Exercise aim -
Copy out all lines from the entries below in which "目标成本测算" occurs.

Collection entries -
Segment Open

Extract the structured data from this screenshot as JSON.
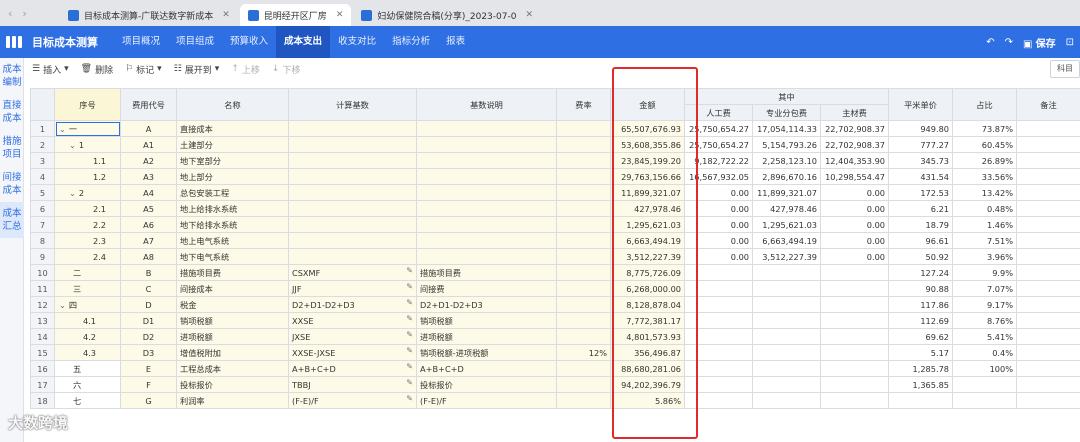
{
  "browser": {
    "tabs": [
      {
        "label": "目标成本测算-广联达数字新成本",
        "active": false
      },
      {
        "label": "昆明经开区厂房",
        "active": true
      },
      {
        "label": "妇幼保健院合稿(分享)_2023-07-0",
        "active": false
      }
    ]
  },
  "app": {
    "title": "目标成本测算",
    "menu": [
      "项目概况",
      "项目组成",
      "预算收入",
      "成本支出",
      "收支对比",
      "指标分析",
      "报表"
    ],
    "active_menu": "成本支出",
    "save_label": "保存",
    "accent": "#2f6fe4"
  },
  "leftnav": [
    "成本编制",
    "直接成本",
    "措施项目",
    "间接成本",
    "成本汇总"
  ],
  "toolbar": {
    "insert": "插入",
    "delete": "删除",
    "mark": "标记",
    "expand": "展开到",
    "up": "上移",
    "down": "下移",
    "right": "科目"
  },
  "table": {
    "headers": {
      "seq": "序号",
      "code": "费用代号",
      "name": "名称",
      "base": "计算基数",
      "desc": "基数说明",
      "rate": "费率",
      "amount": "金额",
      "group": "其中",
      "labor": "人工费",
      "sub": "专业分包费",
      "material": "主材费",
      "unit_price": "平米单价",
      "ratio": "占比",
      "note": "备注"
    },
    "rows": [
      {
        "n": "1",
        "seq": "一",
        "code": "A",
        "name": "直接成本",
        "base": "",
        "desc": "",
        "rate": "",
        "amount": "65,507,676.93",
        "labor": "25,750,654.27",
        "sub": "17,054,114.33",
        "material": "22,702,908.37",
        "unit": "949.80",
        "ratio": "73.87%",
        "indent": 0,
        "toggle": "⌄"
      },
      {
        "n": "2",
        "seq": "1",
        "code": "A1",
        "name": "土建部分",
        "base": "",
        "desc": "",
        "rate": "",
        "amount": "53,608,355.86",
        "labor": "25,750,654.27",
        "sub": "5,154,793.26",
        "material": "22,702,908.37",
        "unit": "777.27",
        "ratio": "60.45%",
        "indent": 1,
        "toggle": "⌄"
      },
      {
        "n": "3",
        "seq": "1.1",
        "code": "A2",
        "name": "地下室部分",
        "base": "",
        "desc": "",
        "rate": "",
        "amount": "23,845,199.20",
        "labor": "9,182,722.22",
        "sub": "2,258,123.10",
        "material": "12,404,353.90",
        "unit": "345.73",
        "ratio": "26.89%",
        "indent": 2,
        "toggle": ""
      },
      {
        "n": "4",
        "seq": "1.2",
        "code": "A3",
        "name": "地上部分",
        "base": "",
        "desc": "",
        "rate": "",
        "amount": "29,763,156.66",
        "labor": "16,567,932.05",
        "sub": "2,896,670.16",
        "material": "10,298,554.47",
        "unit": "431.54",
        "ratio": "33.56%",
        "indent": 2,
        "toggle": ""
      },
      {
        "n": "5",
        "seq": "2",
        "code": "A4",
        "name": "总包安装工程",
        "base": "",
        "desc": "",
        "rate": "",
        "amount": "11,899,321.07",
        "labor": "0.00",
        "sub": "11,899,321.07",
        "material": "0.00",
        "unit": "172.53",
        "ratio": "13.42%",
        "indent": 1,
        "toggle": "⌄"
      },
      {
        "n": "6",
        "seq": "2.1",
        "code": "A5",
        "name": "地上给排水系统",
        "base": "",
        "desc": "",
        "rate": "",
        "amount": "427,978.46",
        "labor": "0.00",
        "sub": "427,978.46",
        "material": "0.00",
        "unit": "6.21",
        "ratio": "0.48%",
        "indent": 2,
        "toggle": ""
      },
      {
        "n": "7",
        "seq": "2.2",
        "code": "A6",
        "name": "地下给排水系统",
        "base": "",
        "desc": "",
        "rate": "",
        "amount": "1,295,621.03",
        "labor": "0.00",
        "sub": "1,295,621.03",
        "material": "0.00",
        "unit": "18.79",
        "ratio": "1.46%",
        "indent": 2,
        "toggle": ""
      },
      {
        "n": "8",
        "seq": "2.3",
        "code": "A7",
        "name": "地上电气系统",
        "base": "",
        "desc": "",
        "rate": "",
        "amount": "6,663,494.19",
        "labor": "0.00",
        "sub": "6,663,494.19",
        "material": "0.00",
        "unit": "96.61",
        "ratio": "7.51%",
        "indent": 2,
        "toggle": ""
      },
      {
        "n": "9",
        "seq": "2.4",
        "code": "A8",
        "name": "地下电气系统",
        "base": "",
        "desc": "",
        "rate": "",
        "amount": "3,512,227.39",
        "labor": "0.00",
        "sub": "3,512,227.39",
        "material": "0.00",
        "unit": "50.92",
        "ratio": "3.96%",
        "indent": 2,
        "toggle": ""
      },
      {
        "n": "10",
        "seq": "二",
        "code": "B",
        "name": "措施项目费",
        "base": "CSXMF",
        "desc": "措施项目费",
        "rate": "",
        "amount": "8,775,726.09",
        "labor": "",
        "sub": "",
        "material": "",
        "unit": "127.24",
        "ratio": "9.9%",
        "indent": 0,
        "toggle": "",
        "pen": true
      },
      {
        "n": "11",
        "seq": "三",
        "code": "C",
        "name": "间接成本",
        "base": "JJF",
        "desc": "间接费",
        "rate": "",
        "amount": "6,268,000.00",
        "labor": "",
        "sub": "",
        "material": "",
        "unit": "90.88",
        "ratio": "7.07%",
        "indent": 0,
        "toggle": "",
        "pen": true
      },
      {
        "n": "12",
        "seq": "四",
        "code": "D",
        "name": "税金",
        "base": "D2+D1-D2+D3",
        "desc": "D2+D1-D2+D3",
        "rate": "",
        "amount": "8,128,878.04",
        "labor": "",
        "sub": "",
        "material": "",
        "unit": "117.86",
        "ratio": "9.17%",
        "indent": 0,
        "toggle": "⌄",
        "pen": true
      },
      {
        "n": "13",
        "seq": "4.1",
        "code": "D1",
        "name": "销项税额",
        "base": "XXSE",
        "desc": "销项税额",
        "rate": "",
        "amount": "7,772,381.17",
        "labor": "",
        "sub": "",
        "material": "",
        "unit": "112.69",
        "ratio": "8.76%",
        "indent": 1,
        "toggle": "",
        "pen": true
      },
      {
        "n": "14",
        "seq": "4.2",
        "code": "D2",
        "name": "进项税额",
        "base": "JXSE",
        "desc": "进项税额",
        "rate": "",
        "amount": "4,801,573.93",
        "labor": "",
        "sub": "",
        "material": "",
        "unit": "69.62",
        "ratio": "5.41%",
        "indent": 1,
        "toggle": "",
        "pen": true
      },
      {
        "n": "15",
        "seq": "4.3",
        "code": "D3",
        "name": "增值税附加",
        "base": "XXSE-JXSE",
        "desc": "销项税额-进项税额",
        "rate": "12%",
        "amount": "356,496.87",
        "labor": "",
        "sub": "",
        "material": "",
        "unit": "5.17",
        "ratio": "0.4%",
        "indent": 1,
        "toggle": "",
        "pen": true
      },
      {
        "n": "16",
        "seq": "五",
        "code": "E",
        "name": "工程总成本",
        "base": "A+B+C+D",
        "desc": "A+B+C+D",
        "rate": "",
        "amount": "88,680,281.06",
        "labor": "",
        "sub": "",
        "material": "",
        "unit": "1,285.78",
        "ratio": "100%",
        "indent": 0,
        "toggle": "",
        "pen": true
      },
      {
        "n": "17",
        "seq": "六",
        "code": "F",
        "name": "投标报价",
        "base": "TBBJ",
        "desc": "投标报价",
        "rate": "",
        "amount": "94,202,396.79",
        "labor": "",
        "sub": "",
        "material": "",
        "unit": "1,365.85",
        "ratio": "",
        "indent": 0,
        "toggle": "",
        "pen": true
      },
      {
        "n": "18",
        "seq": "七",
        "code": "G",
        "name": "利润率",
        "base": "(F-E)/F",
        "desc": "(F-E)/F",
        "rate": "",
        "amount": "5.86%",
        "labor": "",
        "sub": "",
        "material": "",
        "unit": "",
        "ratio": "",
        "indent": 0,
        "toggle": "",
        "pen": true
      }
    ]
  },
  "watermark": "大数跨境"
}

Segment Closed

Answer box -
        "label": "目标成本测算-广联达数字新成本",
    "title": "目标成本测算",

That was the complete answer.